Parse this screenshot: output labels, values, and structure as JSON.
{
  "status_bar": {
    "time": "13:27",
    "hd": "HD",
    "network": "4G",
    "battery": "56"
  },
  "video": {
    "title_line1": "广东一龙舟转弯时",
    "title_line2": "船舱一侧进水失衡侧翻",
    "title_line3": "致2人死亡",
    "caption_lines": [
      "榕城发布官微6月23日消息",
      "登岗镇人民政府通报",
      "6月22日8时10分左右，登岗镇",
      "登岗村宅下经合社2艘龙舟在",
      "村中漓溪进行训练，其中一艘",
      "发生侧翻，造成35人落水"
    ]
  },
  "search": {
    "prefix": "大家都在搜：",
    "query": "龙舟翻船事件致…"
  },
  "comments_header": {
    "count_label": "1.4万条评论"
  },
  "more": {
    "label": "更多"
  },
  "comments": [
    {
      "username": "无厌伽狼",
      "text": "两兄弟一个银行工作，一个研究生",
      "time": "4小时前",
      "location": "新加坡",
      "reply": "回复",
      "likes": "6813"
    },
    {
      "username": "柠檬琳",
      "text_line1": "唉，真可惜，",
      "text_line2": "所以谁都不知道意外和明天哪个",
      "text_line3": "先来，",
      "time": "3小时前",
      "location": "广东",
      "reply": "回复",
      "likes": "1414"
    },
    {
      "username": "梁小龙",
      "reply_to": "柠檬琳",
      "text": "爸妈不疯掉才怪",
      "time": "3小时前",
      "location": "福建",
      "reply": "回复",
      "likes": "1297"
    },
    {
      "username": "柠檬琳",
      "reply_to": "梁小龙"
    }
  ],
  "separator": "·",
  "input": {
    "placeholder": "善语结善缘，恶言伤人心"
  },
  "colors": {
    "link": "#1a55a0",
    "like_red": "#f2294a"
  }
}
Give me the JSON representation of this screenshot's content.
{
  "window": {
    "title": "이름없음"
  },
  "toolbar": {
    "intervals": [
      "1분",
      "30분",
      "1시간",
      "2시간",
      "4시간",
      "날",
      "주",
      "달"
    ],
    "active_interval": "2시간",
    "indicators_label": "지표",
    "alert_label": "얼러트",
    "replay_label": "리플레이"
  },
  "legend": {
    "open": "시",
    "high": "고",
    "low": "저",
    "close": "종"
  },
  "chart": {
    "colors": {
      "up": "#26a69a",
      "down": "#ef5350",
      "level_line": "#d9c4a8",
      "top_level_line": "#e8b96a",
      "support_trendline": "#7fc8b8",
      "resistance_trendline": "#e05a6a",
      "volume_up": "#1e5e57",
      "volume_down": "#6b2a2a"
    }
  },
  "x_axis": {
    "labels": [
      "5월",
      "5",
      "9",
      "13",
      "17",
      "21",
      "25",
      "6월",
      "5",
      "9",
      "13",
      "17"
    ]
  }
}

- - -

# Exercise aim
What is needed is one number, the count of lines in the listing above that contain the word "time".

# Solved problem
4